- [Work item]
Where does the word "kind" appear in the data? Copy every line that holds it.

- [Exercise data]
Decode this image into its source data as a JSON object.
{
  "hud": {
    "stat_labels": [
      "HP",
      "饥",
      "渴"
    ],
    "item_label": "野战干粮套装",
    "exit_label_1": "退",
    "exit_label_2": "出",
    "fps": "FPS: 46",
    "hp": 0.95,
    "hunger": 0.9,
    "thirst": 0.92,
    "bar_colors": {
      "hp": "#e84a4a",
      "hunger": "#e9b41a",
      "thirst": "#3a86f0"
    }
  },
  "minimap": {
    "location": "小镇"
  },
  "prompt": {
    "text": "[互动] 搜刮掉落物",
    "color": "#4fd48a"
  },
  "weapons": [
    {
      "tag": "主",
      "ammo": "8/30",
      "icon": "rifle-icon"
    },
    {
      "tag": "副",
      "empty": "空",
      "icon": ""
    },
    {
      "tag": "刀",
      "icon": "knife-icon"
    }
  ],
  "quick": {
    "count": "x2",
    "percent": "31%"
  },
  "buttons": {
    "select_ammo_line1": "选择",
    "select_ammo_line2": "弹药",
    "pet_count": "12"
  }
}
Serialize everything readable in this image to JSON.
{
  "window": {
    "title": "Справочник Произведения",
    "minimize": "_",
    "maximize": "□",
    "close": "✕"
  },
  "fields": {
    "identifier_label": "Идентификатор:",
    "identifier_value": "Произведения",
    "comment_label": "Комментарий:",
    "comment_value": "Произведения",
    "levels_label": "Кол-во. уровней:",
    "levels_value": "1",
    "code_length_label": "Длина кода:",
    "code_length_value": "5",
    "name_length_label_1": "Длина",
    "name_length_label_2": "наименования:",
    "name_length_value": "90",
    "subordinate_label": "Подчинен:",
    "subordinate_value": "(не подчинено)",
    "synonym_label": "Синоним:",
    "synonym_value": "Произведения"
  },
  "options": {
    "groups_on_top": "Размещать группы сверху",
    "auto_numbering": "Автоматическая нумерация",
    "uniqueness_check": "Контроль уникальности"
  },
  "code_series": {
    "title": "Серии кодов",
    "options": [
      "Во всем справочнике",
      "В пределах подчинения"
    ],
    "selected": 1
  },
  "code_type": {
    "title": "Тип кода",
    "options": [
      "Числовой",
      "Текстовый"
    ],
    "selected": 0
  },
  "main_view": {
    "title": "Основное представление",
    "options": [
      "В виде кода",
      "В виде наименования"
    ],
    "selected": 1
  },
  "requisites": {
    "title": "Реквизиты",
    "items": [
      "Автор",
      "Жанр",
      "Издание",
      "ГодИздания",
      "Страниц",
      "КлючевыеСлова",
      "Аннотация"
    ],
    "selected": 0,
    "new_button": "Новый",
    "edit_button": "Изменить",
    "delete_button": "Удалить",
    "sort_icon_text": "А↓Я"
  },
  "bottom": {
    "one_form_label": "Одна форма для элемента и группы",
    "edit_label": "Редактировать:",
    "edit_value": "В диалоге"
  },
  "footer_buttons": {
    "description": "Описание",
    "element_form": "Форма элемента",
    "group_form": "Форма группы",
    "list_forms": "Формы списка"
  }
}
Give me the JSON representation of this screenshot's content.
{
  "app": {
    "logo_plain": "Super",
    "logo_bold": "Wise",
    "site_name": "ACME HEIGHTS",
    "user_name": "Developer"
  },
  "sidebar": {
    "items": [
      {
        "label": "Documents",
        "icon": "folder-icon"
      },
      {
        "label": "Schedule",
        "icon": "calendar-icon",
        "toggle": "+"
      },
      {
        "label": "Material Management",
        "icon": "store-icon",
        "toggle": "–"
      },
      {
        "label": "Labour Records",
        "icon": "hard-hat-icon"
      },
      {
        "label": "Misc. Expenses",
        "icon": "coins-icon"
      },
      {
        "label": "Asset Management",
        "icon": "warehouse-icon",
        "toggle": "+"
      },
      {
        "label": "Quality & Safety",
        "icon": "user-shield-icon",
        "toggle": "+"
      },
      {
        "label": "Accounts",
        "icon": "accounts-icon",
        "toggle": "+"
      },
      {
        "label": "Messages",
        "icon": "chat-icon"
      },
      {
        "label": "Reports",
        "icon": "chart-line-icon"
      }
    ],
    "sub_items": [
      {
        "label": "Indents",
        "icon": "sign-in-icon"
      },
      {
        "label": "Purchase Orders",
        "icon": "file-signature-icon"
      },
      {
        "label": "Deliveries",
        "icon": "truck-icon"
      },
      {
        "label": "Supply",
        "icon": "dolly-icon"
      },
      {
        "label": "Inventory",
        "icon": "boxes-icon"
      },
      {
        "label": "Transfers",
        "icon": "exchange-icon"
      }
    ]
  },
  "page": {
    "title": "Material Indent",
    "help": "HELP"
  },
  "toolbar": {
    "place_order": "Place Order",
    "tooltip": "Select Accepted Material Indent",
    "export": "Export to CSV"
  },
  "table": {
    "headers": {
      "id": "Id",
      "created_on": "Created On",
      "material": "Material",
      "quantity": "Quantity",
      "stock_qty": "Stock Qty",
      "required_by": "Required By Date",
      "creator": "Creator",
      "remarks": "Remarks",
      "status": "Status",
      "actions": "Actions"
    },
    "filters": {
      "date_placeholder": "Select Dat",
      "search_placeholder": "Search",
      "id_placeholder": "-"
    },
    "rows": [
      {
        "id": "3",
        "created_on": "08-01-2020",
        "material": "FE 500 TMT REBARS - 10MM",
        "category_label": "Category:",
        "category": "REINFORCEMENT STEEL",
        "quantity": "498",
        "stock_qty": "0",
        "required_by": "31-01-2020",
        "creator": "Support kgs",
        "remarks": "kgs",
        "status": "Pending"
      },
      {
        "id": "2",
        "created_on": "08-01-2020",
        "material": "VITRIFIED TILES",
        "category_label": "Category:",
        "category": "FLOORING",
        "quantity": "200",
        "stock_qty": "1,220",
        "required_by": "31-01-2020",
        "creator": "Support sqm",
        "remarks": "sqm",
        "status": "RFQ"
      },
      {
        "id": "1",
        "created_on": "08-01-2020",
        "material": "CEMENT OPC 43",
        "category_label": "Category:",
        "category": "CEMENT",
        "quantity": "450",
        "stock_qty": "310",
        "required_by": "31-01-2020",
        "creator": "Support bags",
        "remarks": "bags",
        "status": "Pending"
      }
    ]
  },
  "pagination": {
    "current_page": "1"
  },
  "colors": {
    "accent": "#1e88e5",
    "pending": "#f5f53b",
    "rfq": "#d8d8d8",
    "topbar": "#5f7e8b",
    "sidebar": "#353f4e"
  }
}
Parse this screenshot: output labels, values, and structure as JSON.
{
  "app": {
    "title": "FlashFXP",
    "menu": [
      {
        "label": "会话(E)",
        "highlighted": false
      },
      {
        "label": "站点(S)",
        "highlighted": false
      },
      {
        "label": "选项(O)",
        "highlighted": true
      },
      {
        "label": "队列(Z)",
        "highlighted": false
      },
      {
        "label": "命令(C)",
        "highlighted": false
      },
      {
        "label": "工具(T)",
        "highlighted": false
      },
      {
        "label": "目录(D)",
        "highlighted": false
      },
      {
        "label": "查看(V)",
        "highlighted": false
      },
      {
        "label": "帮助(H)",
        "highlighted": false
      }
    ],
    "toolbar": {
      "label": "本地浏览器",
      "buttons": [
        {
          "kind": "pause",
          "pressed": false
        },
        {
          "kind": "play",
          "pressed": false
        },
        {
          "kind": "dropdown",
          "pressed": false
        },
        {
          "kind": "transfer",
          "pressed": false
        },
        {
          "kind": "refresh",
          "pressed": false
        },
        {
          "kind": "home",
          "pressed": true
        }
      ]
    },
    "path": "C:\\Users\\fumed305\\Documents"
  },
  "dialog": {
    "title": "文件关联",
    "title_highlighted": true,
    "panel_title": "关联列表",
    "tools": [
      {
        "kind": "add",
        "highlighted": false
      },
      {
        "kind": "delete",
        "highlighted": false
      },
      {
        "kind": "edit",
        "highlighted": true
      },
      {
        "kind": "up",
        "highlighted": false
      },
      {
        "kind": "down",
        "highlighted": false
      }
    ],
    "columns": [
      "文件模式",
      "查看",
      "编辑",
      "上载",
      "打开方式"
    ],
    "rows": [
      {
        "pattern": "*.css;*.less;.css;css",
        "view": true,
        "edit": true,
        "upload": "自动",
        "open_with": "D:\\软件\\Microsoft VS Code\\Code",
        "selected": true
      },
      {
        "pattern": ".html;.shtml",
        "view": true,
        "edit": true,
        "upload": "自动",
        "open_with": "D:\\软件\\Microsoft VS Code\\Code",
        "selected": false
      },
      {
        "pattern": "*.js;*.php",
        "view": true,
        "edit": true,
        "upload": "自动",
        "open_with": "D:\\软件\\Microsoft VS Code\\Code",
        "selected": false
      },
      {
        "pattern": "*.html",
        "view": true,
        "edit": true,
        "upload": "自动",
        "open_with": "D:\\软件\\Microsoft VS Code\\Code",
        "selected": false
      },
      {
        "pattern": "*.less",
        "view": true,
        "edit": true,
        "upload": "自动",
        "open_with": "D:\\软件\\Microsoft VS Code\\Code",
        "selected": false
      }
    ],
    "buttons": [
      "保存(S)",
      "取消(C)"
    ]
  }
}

- [Exercise result]
          "kind": "pause",
          "kind": "play",
          "kind": "dropdown",
          "kind": "transfer",
          "kind": "refresh",
          "kind": "home",
        "kind": "add",
        "kind": "delete",
        "kind": "edit",
        "kind": "up",
        "kind": "down",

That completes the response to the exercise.